Qualitative research making use of rich administrative data resources. Although much of the research using administrative data examines takes a quantitative approach, we welcome data using qualitative analyses of administrative records. For example, applicants to universities and firms often provide detailed dossiers, and archives of job postings can be used to provide insights into what employers view as important.

Highlighting the role of administrative data in the iterative policy design, implementation, and evaluation cycle. The research-policy link is often conceptualized as one in which research informs or evaluates policies, but in research-practitioner partnerships, policy implementation and research can have a bi-directional synergistic relationship. Longer term research projects on social, political, and economic inequalities highlighting the role of administrative data in an iterative process of policy design, implementation, and evaluation over time can thus provide a model for how to accumulate and incorporate knowledge rather than providing a single policy evaluation.

Anticipated Timeline

Prospective contributors should submit an abstract (up to two pages in length, single or double spaced) of their study along with up to two pages of supporting material (e.g. tables, figures, pictures, etc.) no later than 5 PM EST on June 15, 2017, to:

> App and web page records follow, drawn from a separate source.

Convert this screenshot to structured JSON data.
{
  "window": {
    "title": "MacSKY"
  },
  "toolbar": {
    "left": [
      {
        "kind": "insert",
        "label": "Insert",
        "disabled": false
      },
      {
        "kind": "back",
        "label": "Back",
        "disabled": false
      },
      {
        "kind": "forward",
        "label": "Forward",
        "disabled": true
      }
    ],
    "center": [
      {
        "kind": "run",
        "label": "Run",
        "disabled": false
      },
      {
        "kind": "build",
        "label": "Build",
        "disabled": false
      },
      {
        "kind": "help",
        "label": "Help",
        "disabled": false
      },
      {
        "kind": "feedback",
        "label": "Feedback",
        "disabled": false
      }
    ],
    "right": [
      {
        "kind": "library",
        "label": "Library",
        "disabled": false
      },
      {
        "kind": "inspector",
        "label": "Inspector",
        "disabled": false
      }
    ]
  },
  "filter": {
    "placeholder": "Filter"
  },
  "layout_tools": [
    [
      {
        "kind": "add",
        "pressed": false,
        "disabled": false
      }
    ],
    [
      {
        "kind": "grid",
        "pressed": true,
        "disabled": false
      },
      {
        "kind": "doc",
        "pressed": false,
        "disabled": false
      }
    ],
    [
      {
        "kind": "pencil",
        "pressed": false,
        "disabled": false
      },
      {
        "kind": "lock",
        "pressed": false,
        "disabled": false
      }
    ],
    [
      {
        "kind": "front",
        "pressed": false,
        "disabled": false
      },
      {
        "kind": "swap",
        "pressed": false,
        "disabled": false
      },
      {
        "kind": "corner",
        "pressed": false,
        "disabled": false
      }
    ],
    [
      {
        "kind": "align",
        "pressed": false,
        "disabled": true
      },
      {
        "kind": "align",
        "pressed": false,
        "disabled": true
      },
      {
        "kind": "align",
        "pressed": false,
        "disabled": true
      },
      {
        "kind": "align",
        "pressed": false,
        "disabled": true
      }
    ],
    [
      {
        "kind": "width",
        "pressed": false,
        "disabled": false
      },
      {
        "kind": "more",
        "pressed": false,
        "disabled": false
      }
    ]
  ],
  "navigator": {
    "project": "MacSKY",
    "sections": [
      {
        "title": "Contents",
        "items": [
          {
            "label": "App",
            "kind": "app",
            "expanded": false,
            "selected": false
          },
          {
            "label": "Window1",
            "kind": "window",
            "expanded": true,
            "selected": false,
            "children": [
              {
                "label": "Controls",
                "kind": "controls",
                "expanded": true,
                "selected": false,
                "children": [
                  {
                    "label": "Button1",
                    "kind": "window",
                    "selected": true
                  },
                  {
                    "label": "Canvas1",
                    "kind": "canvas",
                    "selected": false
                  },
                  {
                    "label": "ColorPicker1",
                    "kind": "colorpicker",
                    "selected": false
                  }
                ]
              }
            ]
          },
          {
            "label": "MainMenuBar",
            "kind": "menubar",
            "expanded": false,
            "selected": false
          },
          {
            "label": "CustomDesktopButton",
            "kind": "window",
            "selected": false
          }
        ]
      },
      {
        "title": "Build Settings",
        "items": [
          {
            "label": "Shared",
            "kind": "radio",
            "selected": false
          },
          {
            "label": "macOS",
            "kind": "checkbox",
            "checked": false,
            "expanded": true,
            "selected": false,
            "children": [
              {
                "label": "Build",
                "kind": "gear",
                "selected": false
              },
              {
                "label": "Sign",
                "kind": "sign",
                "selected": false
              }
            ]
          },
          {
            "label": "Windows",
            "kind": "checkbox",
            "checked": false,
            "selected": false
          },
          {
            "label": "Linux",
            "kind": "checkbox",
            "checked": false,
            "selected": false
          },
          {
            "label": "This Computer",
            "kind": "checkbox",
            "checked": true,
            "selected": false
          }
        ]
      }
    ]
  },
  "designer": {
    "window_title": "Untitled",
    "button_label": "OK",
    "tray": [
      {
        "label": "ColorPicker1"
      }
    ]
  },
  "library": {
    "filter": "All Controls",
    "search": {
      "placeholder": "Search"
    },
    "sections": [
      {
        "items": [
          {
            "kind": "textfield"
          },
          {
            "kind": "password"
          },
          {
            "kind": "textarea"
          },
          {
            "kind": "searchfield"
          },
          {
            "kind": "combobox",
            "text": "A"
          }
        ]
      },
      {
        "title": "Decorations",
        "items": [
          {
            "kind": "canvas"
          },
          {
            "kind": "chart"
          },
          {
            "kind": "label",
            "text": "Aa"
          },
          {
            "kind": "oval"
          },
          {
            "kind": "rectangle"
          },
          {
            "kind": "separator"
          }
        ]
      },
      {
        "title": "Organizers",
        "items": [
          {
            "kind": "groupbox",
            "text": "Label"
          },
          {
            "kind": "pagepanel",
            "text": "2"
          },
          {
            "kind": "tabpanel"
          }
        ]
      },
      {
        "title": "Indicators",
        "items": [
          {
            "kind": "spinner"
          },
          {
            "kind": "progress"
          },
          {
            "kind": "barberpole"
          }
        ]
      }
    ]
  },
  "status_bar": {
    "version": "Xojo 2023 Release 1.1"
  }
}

All submissions must be original work that has not been previously published in part or in full. Only abstracts submitted to will be considered. Each paper will receive a $1,000 honorarium when the issue is published. The journal issue is being edited by Andrew M. Penner, Associate Professor of Sociology at UC Irvine; and Kenneth A. Dodge, William McDougall Professor of Public Policy and Professor of Psychology and Neuroscience at Duke University. All questions regarding this issue should be directed to Suzanne Nichols, Director of Publications, at and not to the email addresses of the editors of the issue.

A conference will take place at the foundation in New York City on January 19, 2018. The selected contributors will gather for a one-day workshop to present draft papers (due on December 17, 2017, a month prior to the conference) and receive feedback from the other contributors and editors.

Travel costs, food, and lodging will be covered by the foundation. Papers will be circulated before the conference. After the conference, the authors will submit their final drafts on or before March 15, 2018. The papers will then be sent out to three additional scholars for peer review. Having received feedback from reviewers and the RSF board, authors will revise their papers before August 16, 2018. The full and final issue will be published in spring 2019.

Papers will be published open access on the RSF website as well as in several digital repositories, including JSTOR and UPCC/Muse.